BOA Report Bearish On Merger
BOA's Jacoby issued a report today regarding Sirius, XM, and the merger. Report Excerpts:
Sat Radio: Momentum Appears to Be Swinging Back toward Denying the Merger
- Our D.C. contacts believe that XM and Sirius have lost momentum in their attempt to receive regulatory approval for their merger – we now believe that the chance of a deal getting through has fallen to 30% or less. This conclusion is based upon discussions with our D.C. contacts regarding the recent reply comments filed concerning the NPRM on the "rule" change. Our contacts believe that:
a) XMSR/SIRI’s arguments were somewhat weak regarding the NPRM and
b) the NAB and consolidated broadcasters’ filings did a nice job of highlighting the administrative law issue for the merger hopefuls, and added a new argument that a broader audio market definition should allow for the elimination of local radio ownership caps. (In other words, allowing the merger would open Pandora’s box and set a precedent that would encourage a wave of media consolidation.)
1) XMSR/SIRI essentially “brush off” of the existing rule prohibiting one licensee from owning both SDARS licenses. In their combined filing XM and Sirius essentially state that the “Commission retains the flexibility to revisit” the rule and “can and should repeal or modify its decade-old statement and approve the pending merger.” Our contacts view the XMSR/SIRI filing as simply a request to ignore the current rule and lacked the substance the FCC likely will require.
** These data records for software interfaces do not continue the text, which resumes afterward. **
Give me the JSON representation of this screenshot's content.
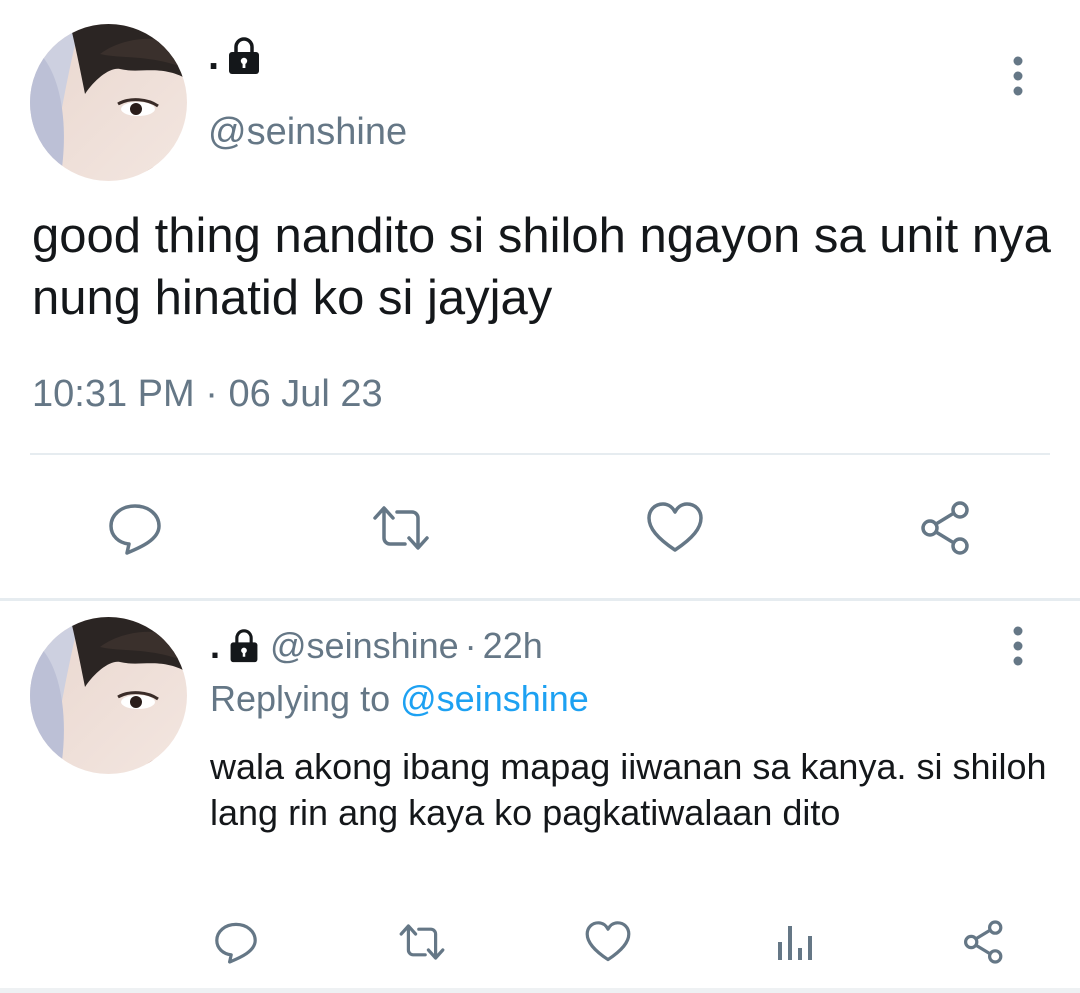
{
  "main_tweet": {
    "display_name": ".",
    "handle": "@seinshine",
    "text": "good thing nandito si shiloh ngayon sa unit nya nung hinatid ko si jayjay",
    "time": "10:31 PM",
    "separator": "·",
    "date": "06 Jul 23",
    "avatar_icon": "avatar-photo",
    "lock_icon": "lock-icon",
    "actions": [
      "reply-icon",
      "retweet-icon",
      "like-icon",
      "share-icon"
    ]
  },
  "reply_tweet": {
    "display_name": ".",
    "handle": "@seinshine",
    "separator": "·",
    "time": "22h",
    "replying_prefix": "Replying to",
    "replying_handle": "@seinshine",
    "text": "wala akong ibang mapag iiwanan sa kanya. si shiloh lang rin ang kaya ko pagkatiwalaan dito",
    "actions": [
      "reply-icon",
      "retweet-icon",
      "like-icon",
      "analytics-icon",
      "share-icon"
    ]
  },
  "colors": {
    "text_primary": "#14171a",
    "text_secondary": "#657786",
    "link": "#1da1f2",
    "divider": "#e6ecf0",
    "icon": "#657786"
  }
}
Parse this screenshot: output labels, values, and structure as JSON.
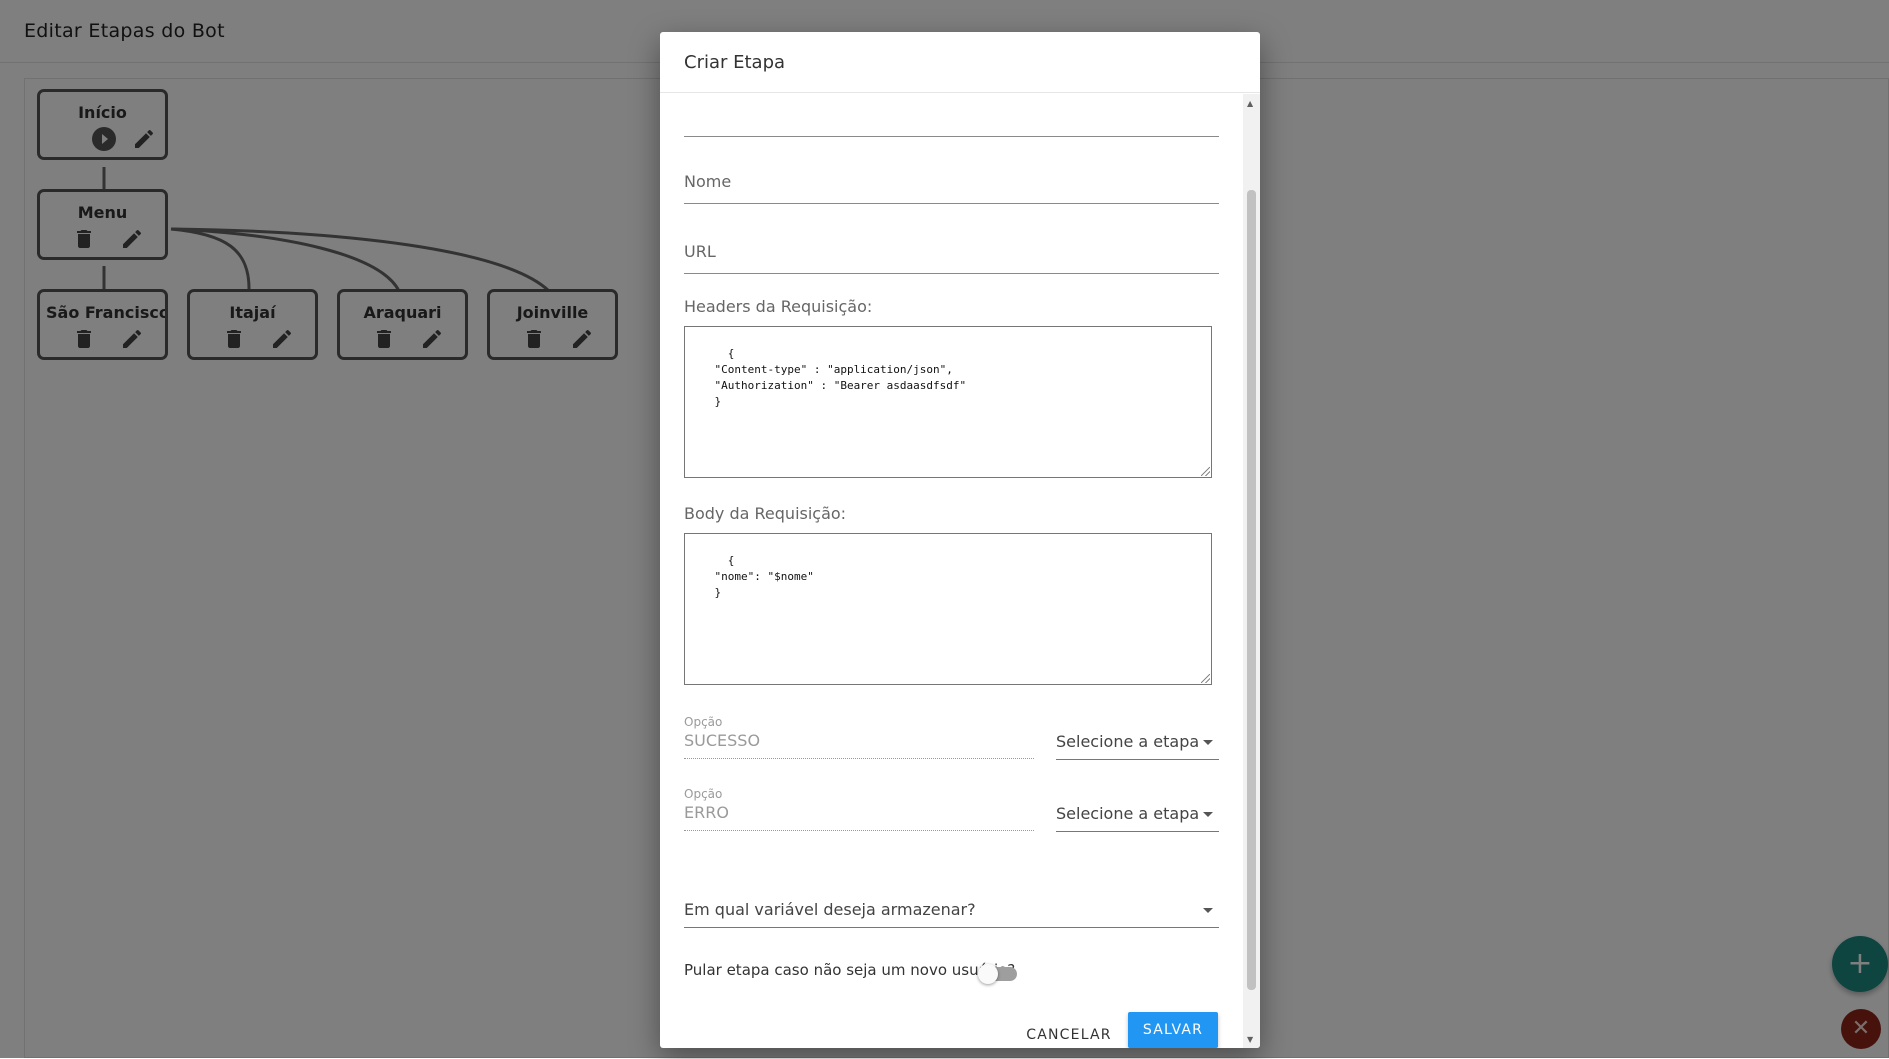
{
  "app": {
    "title": "Editar Etapas do Bot"
  },
  "colors": {
    "accent": "#2196f3",
    "fab_add": "#1d8a80",
    "fab_close": "#8f2419",
    "node_border": "#555555"
  },
  "flow": {
    "nodes": [
      {
        "label": "Início",
        "actions": [
          "play-icon",
          "pencil-icon"
        ]
      },
      {
        "label": "Menu",
        "actions": [
          "trash-icon",
          "pencil-icon"
        ]
      },
      {
        "label": "São Francisco do Sul",
        "actions": [
          "trash-icon",
          "pencil-icon"
        ]
      },
      {
        "label": "Itajaí",
        "actions": [
          "trash-icon",
          "pencil-icon"
        ]
      },
      {
        "label": "Araquari",
        "actions": [
          "trash-icon",
          "pencil-icon"
        ]
      },
      {
        "label": "Joinville",
        "actions": [
          "trash-icon",
          "pencil-icon"
        ]
      }
    ]
  },
  "fab": {
    "add_icon": "plus-icon",
    "close_icon": "close-icon",
    "add_label": "+",
    "close_label": "✕"
  },
  "dialog": {
    "title": "Criar Etapa",
    "fields": {
      "nome_placeholder": "Nome",
      "url_placeholder": "URL",
      "headers_label": "Headers da Requisição:",
      "headers_value": "{\n    \"Content-type\" : \"application/json\",\n    \"Authorization\" : \"Bearer asdaasdfsdf\"\n    }",
      "body_label": "Body da Requisição:",
      "body_value": "{\n    \"nome\": \"$nome\"\n    }"
    },
    "options": [
      {
        "small_label": "Opção",
        "value": "SUCESSO",
        "select_placeholder": "Selecione a etapa"
      },
      {
        "small_label": "Opção",
        "value": "ERRO",
        "select_placeholder": "Selecione a etapa"
      }
    ],
    "variable_select_placeholder": "Em qual variável deseja armazenar?",
    "skip_toggle_label": "Pular etapa caso não seja um novo usuário?",
    "skip_toggle_on": false,
    "cancel_label": "CANCELAR",
    "save_label": "SALVAR"
  }
}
2) NAB argues that you can’t simply destroy an existing rule. Our contacts view the NAB’s filing as a strong analysis of the key administrative law issue that prohibits the two SDARS services from merging. The NAB argument is that the FCC can't waive a rule if the result is to destroy the rule, and the “Commission would have to explain why such an abrupt and unprecedented departure from its long-standing policy of promoting spectrum competition.”
3) Consolidated broadcasters believe that if the market is “audio entertainment” then the FCC should abolish local terrestrial ownership restrictions as well. Our contacts believe that this argument could give the FCC the most trouble. The broadcasters state that if the FCC were to allow the merger, “then it would be impossible to justify any continued regulatory limitation on AM/FM broadcast radio ownership.” The problem for the FCC is that they are in for a huge court battle on radio ownership if they simply waive the rule – the risk is that the FCC will lose AGAIN at the courts on ownership issues.
- Although investor focus remains on the merger, costs for the OEM ramp are higher than previously expected. OEM installations are ramping up, but it appears that SAC/CPGA costs are rising ahead of expectations as well. We continue to believe that there is a business here (deal or no deal), but we struggle to model the economics (there is very little public disclosure with respect to costs incurred by XM and Sirius for OEM distribution).
- Maintain neutral on XMSR & SIRI - The stocks seem to suggest that the probability of regulatory approval for the merger is roughly 55%+. This is up significantly over the past several months and is much more optimistic than the assessment of our D.C. contacts.
- Sector View: Audience erosion will continue to cap top-line growth for terrestrial radio over the next decade, whether radio "goes Google" or not.